Feed supply

There are very few sheep systems where grass supplies allocated for carrying ewes over the winter have not been depleted. As such, it is inevitable that supplementary feed is required to meet ewe nutritional requirements.

Reports indicate ewe condition varies significantly at farm level, and this will dictate the feeding programme.

Where ewes fall within a condition score of 2.5 to 3, then there is no room for any complacency, and such ewes should be grouped together and receive preferential treatment.

Ewes falling within a condition score of 3.5 to 4 plus can be fed to maintenance or slightly below, but take care to limit any weight loss in mid-pregnancy to a maximum of 5% of bodyweight.

Minimising weight loss is key here, with body reserves much more valuable in late pregnancy and early lactation. A typical diet of poor-quality grass or silage of 65 DMD to 68 DMD will witness ewes gradually lose condition, and this should be monitored on an ongoing basis.

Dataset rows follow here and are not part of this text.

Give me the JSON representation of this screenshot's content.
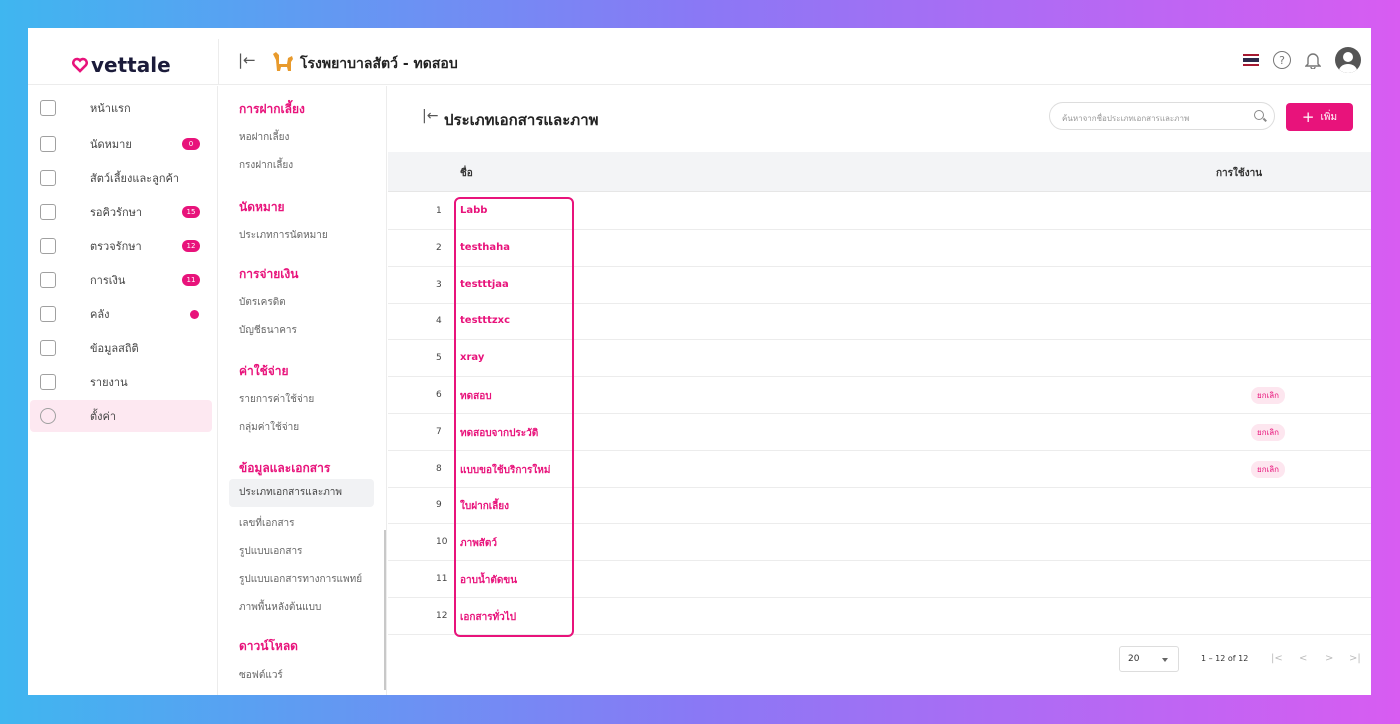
{
  "app": {
    "logo": "vettale",
    "clinic_name": "โรงพยาบาลสัตว์ - ทดสอบ"
  },
  "topbar": {
    "help_icon": "question-circle-icon",
    "bell_icon": "bell-icon",
    "flag": "thai-flag-icon"
  },
  "sidebar": {
    "items": [
      {
        "label": "หน้าแรก",
        "icon": "home-icon"
      },
      {
        "label": "นัดหมาย",
        "icon": "calendar-icon",
        "badge": "0"
      },
      {
        "label": "สัตว์เลี้ยงและลูกค้า",
        "icon": "paw-icon"
      },
      {
        "label": "รอคิวรักษา",
        "icon": "queue-icon",
        "badge": "15"
      },
      {
        "label": "ตรวจรักษา",
        "icon": "stethoscope-icon",
        "badge": "12"
      },
      {
        "label": "การเงิน",
        "icon": "money-icon",
        "badge": "11"
      },
      {
        "label": "คลัง",
        "icon": "box-icon",
        "dot": true
      },
      {
        "label": "ข้อมูลสถิติ",
        "icon": "grid-icon"
      },
      {
        "label": "รายงาน",
        "icon": "report-icon"
      },
      {
        "label": "ตั้งค่า",
        "icon": "gear-icon",
        "active": true
      }
    ]
  },
  "submenu": {
    "sections": [
      {
        "title": "การฝากเลี้ยง",
        "items": [
          "หอฝากเลี้ยง",
          "กรงฝากเลี้ยง"
        ]
      },
      {
        "title": "นัดหมาย",
        "items": [
          "ประเภทการนัดหมาย"
        ]
      },
      {
        "title": "การจ่ายเงิน",
        "items": [
          "บัตรเครดิต",
          "บัญชีธนาคาร"
        ]
      },
      {
        "title": "ค่าใช้จ่าย",
        "items": [
          "รายการค่าใช้จ่าย",
          "กลุ่มค่าใช้จ่าย"
        ]
      },
      {
        "title": "ข้อมูลและเอกสาร",
        "items": [
          "ประเภทเอกสารและภาพ",
          "เลขที่เอกสาร",
          "รูปแบบเอกสาร",
          "รูปแบบเอกสารทางการแพทย์",
          "ภาพพื้นหลังต้นแบบ"
        ]
      },
      {
        "title": "ดาวน์โหลด",
        "items": [
          "ซอฟต์แวร์"
        ]
      }
    ]
  },
  "main": {
    "title": "ประเภทเอกสารและภาพ",
    "search_placeholder": "ค้นหาจากชื่อประเภทเอกสารและภาพ",
    "add_label": "เพิ่ม",
    "columns": {
      "name": "ชื่อ",
      "usage": "การใช้งาน"
    },
    "rows": [
      {
        "no": "1",
        "name": "Labb",
        "status": ""
      },
      {
        "no": "2",
        "name": "testhaha",
        "status": ""
      },
      {
        "no": "3",
        "name": "testttjaa",
        "status": ""
      },
      {
        "no": "4",
        "name": "testttzxc",
        "status": ""
      },
      {
        "no": "5",
        "name": "xray",
        "status": ""
      },
      {
        "no": "6",
        "name": "ทดสอบ",
        "status": "ยกเลิก"
      },
      {
        "no": "7",
        "name": "ทดสอบจากประวัติ",
        "status": "ยกเลิก"
      },
      {
        "no": "8",
        "name": "แบบขอใช้บริการใหม่",
        "status": "ยกเลิก"
      },
      {
        "no": "9",
        "name": "ใบฝากเลี้ยง",
        "status": ""
      },
      {
        "no": "10",
        "name": "ภาพสัตว์",
        "status": ""
      },
      {
        "no": "11",
        "name": "อาบน้ำตัดขน",
        "status": ""
      },
      {
        "no": "12",
        "name": "เอกสารทั่วไป",
        "status": ""
      }
    ],
    "pagination": {
      "page_size": "20",
      "range": "1 – 12 of 12"
    }
  },
  "colors": {
    "accent": "#e8137b"
  }
}
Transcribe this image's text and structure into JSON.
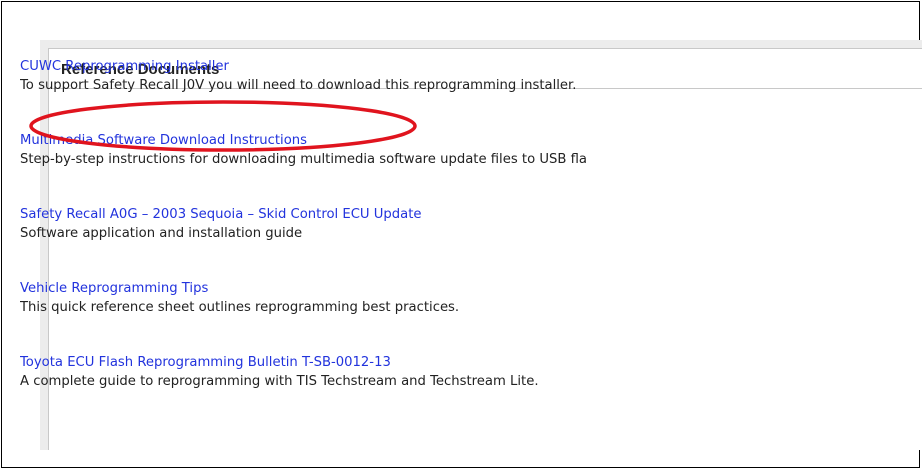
{
  "panel": {
    "title": "Reference Documents"
  },
  "documents": [
    {
      "title": "CUWC Reprogramming Installer",
      "description": "To support Safety Recall J0V you will need to download this reprogramming installer."
    },
    {
      "title": "Multimedia Software Download Instructions",
      "description": "Step-by-step instructions for downloading multimedia software update files to USB fla"
    },
    {
      "title": "Safety Recall A0G – 2003 Sequoia – Skid Control ECU Update",
      "description": "Software application and installation guide"
    },
    {
      "title": "Vehicle Reprogramming Tips",
      "description": "This quick reference sheet outlines reprogramming best practices."
    },
    {
      "title": "Toyota ECU Flash Reprogramming Bulletin T-SB-0012-13",
      "description": "A complete guide to reprogramming with TIS Techstream and Techstream Lite."
    }
  ],
  "colors": {
    "link": "#2233dd",
    "highlight": "#e0141e",
    "panel_background": "#ececec"
  }
}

The nutritional demands of the majority of ewes in adequate condition in mid-pregnancy will be satisfied by offering access to ad lib silage of 67DMD to 70DMD.

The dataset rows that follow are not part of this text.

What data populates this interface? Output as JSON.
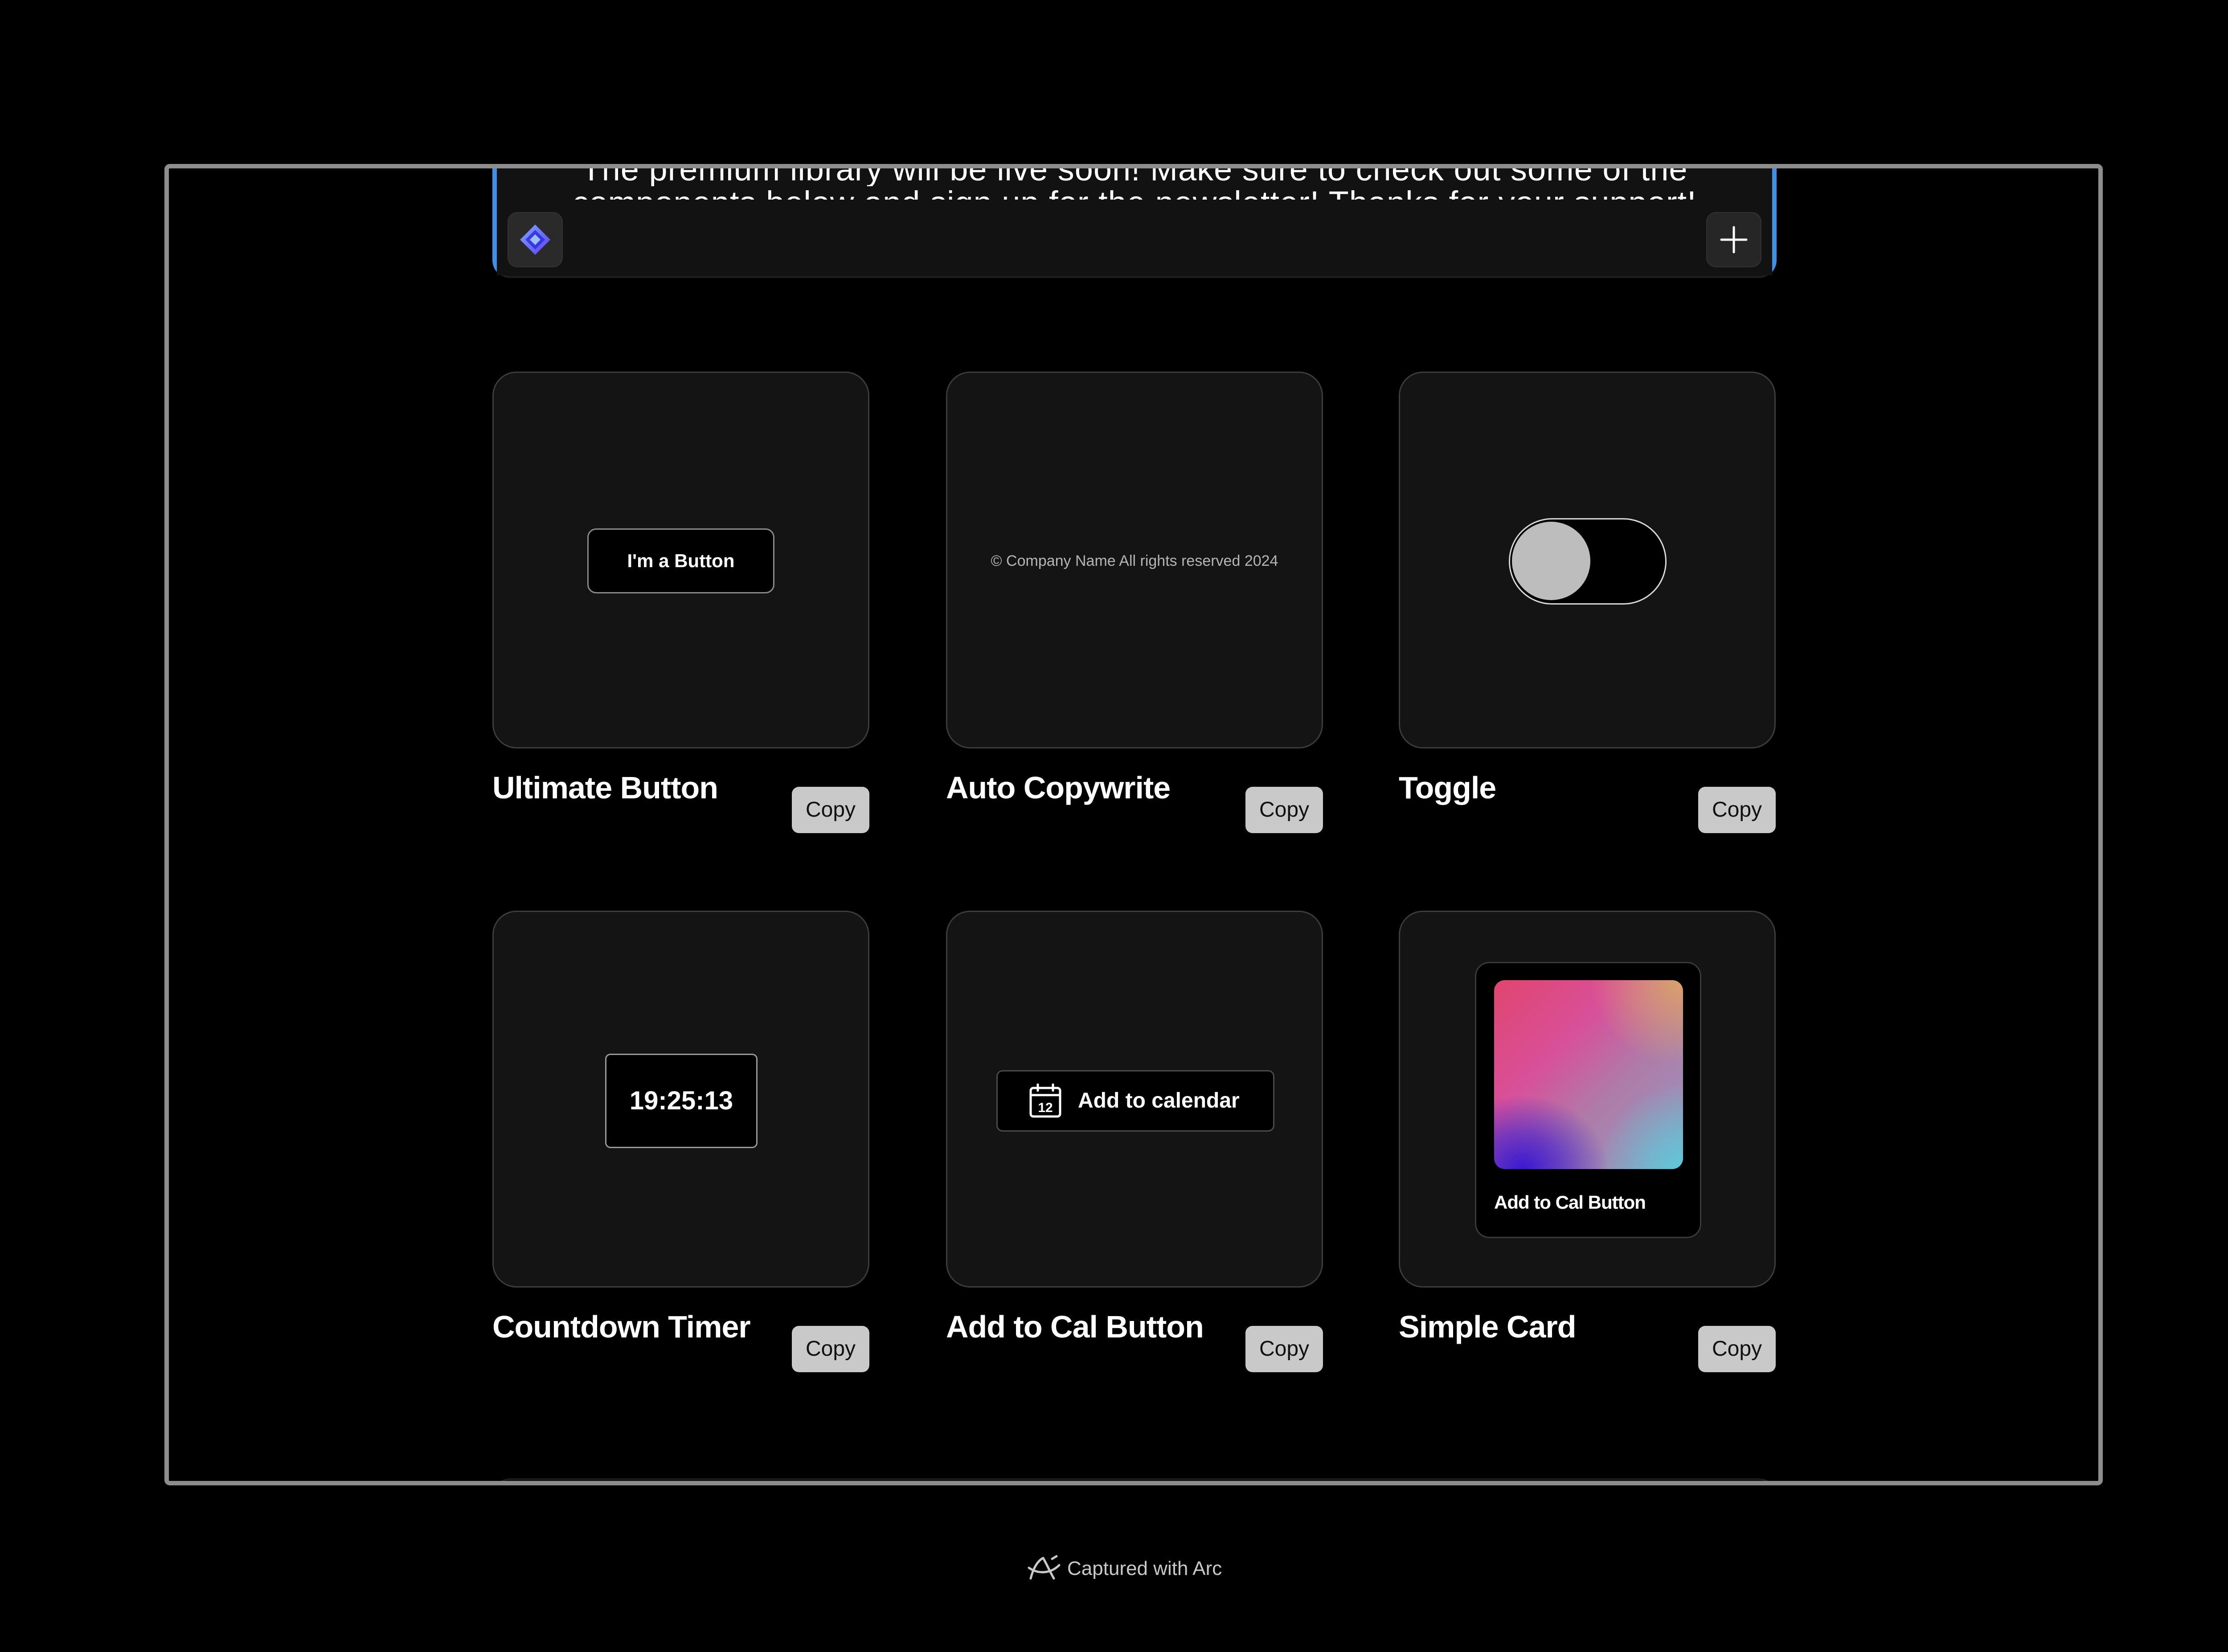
{
  "banner": {
    "line1": "The premium library will be live soon! Make sure to check out some of the",
    "line2": "components below and sign up for the newsletter! Thanks for your support!",
    "logo_icon": "diamond-logo-icon",
    "plus_icon": "plus-icon"
  },
  "components": [
    {
      "title": "Ultimate Button",
      "copy_label": "Copy",
      "preview_label": "I'm a Button"
    },
    {
      "title": "Auto Copywrite",
      "copy_label": "Copy",
      "preview_text": "© Company Name All rights reserved 2024"
    },
    {
      "title": "Toggle",
      "copy_label": "Copy",
      "toggle_state": "off"
    },
    {
      "title": "Countdown Timer",
      "copy_label": "Copy",
      "timer_value": "19:25:13"
    },
    {
      "title": "Add to Cal Button",
      "copy_label": "Copy",
      "preview_label": "Add to calendar",
      "calendar_day": "12"
    },
    {
      "title": "Simple Card",
      "copy_label": "Copy",
      "card_label": "Add to Cal Button"
    }
  ],
  "footer": {
    "captured_label": "Captured with Arc",
    "arc_icon": "arc-logo-icon"
  },
  "colors": {
    "background": "#000000",
    "card": "#141414",
    "accent_border": "#3f8fe6",
    "copy_button": "#c9c9c9"
  }
}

Provided silage is of good-quality and palatable, with a crude protein content of 11% to 12% plus, then no other supplementation will be required with the exception of minerals/vitamins where applicable.

Ewes will typically eat upwards of 1kg silage dry matter or 5kg silage fresh weight at 20% dry matter or 3.5kg to 4kg at 25% to 30% dry matter. Precision chop silage and higher quality silage will promote higher intake over single chop silage.

Issues occur with poor-quality silage as, in addition to lower feed quality, intake will also be depressed. For example, where silage quality is below 60DMD and is wet, which is a big possibility this year with delayed harvesting, then ewes will only be capable of consuming 0.6kg to 0.7kg DM.

Combined with the low feeding quality, ewes will only be receiving 50% to 60% of their daily nutritional requirements and weight loss will be rapid. In such scenarios, ewes will need access to additional supplementation or alternative higher quality forage.

Winter shearing

The improvement in weather has finally provided more suitable conditions to get sheep housed dry. Time is pushing on for farmers considering winter shearing of ewes, with the cold snap further delaying activity.

Shearing should only be carried out where there is at least eight weeks wool regrowth and ewes are being turned outdoors from March onwards.

A shorter period of wool regrowth or earlier turnout dates increases the risk of ewes being exposed to sustained lower temperatures and succumbing to health issues during adverse weather.

The benefits of winter shearing are well documented, with Teagasc research showing that winter shearing can increase lamb birth weight by 0.6kg without increasing lambing difficulty and improving weaning weights by up to 1.9kg.

Management benefits are also numerous, allowing 15% more ewes to be housed in a given space (provided feed space is adequate), easier monitoring of body condition and scope for better hygiene.

Where shearing is not being carried out, then significant benefits can be obtained from crutching ewes. This involves clipping the wool from the belly and tail region, and is aimed at keeping ewes cleaner, improving overall hygiene and aiding lambs to suckle easier.